Copy every line of the data in which the word "files" occurs.

SUPPLIED INFORMATION START

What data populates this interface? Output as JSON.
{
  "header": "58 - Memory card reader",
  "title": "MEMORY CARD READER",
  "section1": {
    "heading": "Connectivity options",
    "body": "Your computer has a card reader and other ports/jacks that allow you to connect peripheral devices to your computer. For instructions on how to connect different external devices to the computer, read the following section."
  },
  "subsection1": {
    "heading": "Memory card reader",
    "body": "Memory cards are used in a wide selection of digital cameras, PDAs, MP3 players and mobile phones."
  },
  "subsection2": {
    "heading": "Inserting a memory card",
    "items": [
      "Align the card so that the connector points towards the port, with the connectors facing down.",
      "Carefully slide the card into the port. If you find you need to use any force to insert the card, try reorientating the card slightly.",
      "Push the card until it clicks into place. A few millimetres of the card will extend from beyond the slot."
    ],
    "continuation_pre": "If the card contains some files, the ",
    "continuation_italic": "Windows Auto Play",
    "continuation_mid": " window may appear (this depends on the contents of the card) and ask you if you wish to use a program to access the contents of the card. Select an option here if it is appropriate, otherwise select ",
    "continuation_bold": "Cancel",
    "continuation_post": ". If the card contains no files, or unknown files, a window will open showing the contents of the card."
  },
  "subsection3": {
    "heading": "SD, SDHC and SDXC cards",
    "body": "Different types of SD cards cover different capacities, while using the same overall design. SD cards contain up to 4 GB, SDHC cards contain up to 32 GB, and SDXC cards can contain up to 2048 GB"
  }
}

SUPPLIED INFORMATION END

ANSWER TO THE PROBLEM
    "continuation_pre": "If the card contains some files, the ",
    "continuation_post": ". If the card contains no files, or unknown files, a window will open showing the contents of the card."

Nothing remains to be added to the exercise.